**INPUT DATA**
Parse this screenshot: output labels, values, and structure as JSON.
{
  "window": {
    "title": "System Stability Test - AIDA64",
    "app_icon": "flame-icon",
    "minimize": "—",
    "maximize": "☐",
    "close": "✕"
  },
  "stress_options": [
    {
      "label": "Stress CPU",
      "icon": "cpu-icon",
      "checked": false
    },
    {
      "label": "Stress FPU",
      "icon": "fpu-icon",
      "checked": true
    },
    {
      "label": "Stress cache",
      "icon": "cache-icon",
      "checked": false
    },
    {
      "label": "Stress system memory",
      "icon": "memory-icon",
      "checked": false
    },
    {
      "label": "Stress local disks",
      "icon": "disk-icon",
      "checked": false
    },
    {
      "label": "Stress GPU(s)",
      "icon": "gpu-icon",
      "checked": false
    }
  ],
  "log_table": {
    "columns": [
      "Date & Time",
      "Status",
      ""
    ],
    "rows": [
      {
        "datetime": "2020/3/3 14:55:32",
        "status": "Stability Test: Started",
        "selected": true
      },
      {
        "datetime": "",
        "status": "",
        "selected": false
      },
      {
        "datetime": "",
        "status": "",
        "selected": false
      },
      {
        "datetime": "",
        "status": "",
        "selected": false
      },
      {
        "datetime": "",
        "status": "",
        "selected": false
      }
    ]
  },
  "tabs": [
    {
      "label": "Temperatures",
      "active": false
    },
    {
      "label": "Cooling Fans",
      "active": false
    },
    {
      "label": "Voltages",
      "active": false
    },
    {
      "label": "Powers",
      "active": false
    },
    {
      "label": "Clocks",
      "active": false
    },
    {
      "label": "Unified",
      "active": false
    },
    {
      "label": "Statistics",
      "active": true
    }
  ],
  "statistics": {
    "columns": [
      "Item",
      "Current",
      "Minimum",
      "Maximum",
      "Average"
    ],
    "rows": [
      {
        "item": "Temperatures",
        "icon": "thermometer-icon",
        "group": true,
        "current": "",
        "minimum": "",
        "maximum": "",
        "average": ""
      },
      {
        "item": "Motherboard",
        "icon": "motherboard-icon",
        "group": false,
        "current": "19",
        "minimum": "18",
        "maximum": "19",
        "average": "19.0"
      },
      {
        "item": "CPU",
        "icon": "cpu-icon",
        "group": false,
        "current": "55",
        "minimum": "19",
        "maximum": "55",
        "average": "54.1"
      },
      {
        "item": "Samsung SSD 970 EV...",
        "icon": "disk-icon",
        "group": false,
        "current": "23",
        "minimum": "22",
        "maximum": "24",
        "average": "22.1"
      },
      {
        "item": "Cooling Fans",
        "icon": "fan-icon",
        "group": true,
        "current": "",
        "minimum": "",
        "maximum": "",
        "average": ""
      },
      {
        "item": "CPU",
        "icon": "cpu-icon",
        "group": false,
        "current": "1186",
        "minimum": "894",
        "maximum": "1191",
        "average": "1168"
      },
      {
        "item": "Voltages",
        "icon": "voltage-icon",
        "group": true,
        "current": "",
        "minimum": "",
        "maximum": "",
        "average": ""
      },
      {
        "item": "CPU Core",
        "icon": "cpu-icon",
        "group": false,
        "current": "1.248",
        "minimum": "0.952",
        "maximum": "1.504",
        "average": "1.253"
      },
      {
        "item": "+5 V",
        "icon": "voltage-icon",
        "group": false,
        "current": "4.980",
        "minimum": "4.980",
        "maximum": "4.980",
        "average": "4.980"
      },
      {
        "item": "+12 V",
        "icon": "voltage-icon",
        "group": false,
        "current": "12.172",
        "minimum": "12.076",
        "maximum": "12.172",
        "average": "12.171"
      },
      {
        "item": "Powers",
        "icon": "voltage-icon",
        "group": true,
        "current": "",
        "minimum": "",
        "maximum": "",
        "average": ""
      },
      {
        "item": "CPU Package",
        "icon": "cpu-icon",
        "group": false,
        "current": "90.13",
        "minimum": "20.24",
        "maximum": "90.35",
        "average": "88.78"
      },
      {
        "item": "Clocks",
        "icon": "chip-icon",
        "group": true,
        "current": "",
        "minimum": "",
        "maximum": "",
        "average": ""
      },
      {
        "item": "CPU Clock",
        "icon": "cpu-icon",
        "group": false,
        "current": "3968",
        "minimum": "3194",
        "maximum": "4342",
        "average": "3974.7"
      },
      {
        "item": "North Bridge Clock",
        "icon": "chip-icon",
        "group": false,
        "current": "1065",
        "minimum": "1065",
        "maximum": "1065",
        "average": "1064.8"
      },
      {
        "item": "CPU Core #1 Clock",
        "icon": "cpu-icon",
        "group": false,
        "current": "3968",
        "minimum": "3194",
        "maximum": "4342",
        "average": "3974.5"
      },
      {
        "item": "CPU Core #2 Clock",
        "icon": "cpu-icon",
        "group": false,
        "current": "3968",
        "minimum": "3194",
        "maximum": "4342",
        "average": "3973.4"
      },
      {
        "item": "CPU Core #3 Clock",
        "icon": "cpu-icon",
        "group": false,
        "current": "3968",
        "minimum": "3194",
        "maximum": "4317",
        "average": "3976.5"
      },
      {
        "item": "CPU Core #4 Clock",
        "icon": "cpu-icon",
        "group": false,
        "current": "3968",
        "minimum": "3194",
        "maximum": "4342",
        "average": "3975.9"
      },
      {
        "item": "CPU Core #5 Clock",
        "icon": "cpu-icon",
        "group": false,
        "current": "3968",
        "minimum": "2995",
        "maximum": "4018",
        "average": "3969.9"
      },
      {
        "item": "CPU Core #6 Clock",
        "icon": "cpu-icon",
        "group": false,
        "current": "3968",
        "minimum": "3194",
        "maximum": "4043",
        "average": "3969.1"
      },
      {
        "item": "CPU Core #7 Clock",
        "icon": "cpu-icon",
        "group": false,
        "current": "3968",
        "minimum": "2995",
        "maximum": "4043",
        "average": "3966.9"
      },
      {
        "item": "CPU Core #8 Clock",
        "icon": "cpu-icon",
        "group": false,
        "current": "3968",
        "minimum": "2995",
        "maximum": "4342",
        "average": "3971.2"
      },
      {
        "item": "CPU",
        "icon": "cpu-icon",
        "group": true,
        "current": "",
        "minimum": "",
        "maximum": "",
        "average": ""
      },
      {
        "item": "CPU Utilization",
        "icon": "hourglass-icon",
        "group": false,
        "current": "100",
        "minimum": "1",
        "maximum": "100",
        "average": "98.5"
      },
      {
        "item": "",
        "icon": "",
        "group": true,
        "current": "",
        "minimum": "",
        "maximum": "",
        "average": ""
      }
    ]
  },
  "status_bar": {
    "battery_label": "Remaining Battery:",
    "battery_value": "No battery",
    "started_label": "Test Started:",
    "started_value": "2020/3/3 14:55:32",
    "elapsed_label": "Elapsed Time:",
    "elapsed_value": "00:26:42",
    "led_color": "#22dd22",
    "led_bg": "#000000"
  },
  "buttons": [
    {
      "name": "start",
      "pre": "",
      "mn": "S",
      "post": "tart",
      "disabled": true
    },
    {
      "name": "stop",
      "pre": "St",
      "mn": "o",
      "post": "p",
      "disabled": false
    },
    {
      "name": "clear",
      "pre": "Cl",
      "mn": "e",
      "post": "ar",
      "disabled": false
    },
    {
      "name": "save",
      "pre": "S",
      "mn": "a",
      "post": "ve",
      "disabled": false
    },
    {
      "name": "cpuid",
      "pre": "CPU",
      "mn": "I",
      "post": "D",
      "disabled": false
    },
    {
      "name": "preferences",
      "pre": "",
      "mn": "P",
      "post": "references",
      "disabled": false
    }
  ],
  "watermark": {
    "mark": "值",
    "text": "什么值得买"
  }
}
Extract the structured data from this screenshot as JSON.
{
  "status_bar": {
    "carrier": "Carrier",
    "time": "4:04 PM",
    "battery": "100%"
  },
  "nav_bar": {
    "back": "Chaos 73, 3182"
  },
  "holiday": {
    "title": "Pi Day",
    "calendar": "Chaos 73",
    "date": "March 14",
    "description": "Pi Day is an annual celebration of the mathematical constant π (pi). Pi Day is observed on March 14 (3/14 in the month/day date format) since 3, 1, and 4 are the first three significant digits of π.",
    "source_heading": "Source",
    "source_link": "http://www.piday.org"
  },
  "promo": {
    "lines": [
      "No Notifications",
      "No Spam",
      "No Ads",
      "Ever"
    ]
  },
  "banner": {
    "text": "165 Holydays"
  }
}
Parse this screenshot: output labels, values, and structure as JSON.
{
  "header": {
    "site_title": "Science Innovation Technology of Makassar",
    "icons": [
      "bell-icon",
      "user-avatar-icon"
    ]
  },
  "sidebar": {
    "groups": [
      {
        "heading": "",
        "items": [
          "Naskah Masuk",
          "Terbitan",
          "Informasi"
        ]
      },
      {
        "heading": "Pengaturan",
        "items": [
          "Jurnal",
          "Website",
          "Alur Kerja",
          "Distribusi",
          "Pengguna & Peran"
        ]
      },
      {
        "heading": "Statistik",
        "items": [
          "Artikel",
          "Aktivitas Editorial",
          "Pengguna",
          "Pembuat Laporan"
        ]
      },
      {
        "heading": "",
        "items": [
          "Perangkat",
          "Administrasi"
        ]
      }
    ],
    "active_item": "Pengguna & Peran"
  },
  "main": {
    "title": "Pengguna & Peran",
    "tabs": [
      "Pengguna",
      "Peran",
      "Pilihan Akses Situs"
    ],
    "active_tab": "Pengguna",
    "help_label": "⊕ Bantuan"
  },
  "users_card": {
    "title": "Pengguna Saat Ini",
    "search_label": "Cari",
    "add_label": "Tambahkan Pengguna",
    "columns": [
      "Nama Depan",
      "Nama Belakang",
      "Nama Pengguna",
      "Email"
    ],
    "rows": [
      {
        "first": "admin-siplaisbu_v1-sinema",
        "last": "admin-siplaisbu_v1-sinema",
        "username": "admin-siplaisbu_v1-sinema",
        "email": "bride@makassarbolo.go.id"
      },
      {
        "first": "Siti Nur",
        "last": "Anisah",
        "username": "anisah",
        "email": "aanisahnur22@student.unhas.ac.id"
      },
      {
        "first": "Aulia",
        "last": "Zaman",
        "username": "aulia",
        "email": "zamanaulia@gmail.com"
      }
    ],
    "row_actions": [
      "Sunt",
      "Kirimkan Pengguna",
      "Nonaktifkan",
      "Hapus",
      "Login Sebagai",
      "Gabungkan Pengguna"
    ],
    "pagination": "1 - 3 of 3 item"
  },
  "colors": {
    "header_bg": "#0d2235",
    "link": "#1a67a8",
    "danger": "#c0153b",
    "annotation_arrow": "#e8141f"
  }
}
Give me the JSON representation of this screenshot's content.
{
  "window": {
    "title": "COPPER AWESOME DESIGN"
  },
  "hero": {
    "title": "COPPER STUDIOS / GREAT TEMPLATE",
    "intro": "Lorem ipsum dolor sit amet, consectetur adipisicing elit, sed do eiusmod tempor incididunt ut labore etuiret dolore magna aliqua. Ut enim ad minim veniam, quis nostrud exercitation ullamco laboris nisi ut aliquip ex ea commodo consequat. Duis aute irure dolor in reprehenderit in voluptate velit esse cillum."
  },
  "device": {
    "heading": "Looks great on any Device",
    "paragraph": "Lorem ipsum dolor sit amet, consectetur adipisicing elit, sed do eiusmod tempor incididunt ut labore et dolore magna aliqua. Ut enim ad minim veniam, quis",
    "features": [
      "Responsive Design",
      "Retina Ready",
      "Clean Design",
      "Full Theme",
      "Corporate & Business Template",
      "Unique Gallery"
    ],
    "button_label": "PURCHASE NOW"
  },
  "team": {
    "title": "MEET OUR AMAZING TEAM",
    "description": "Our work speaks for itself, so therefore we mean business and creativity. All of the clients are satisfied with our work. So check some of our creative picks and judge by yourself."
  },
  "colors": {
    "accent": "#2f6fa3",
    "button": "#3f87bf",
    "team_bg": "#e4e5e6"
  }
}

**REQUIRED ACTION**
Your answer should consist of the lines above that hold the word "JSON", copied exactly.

**RESPONSE**
Parse this screenshot: output labels, values, and structure as JSON.
Extract the structured data from this screenshot as JSON.
Parse this screenshot: output labels, values, and structure as JSON.
Give me the JSON representation of this screenshot's content.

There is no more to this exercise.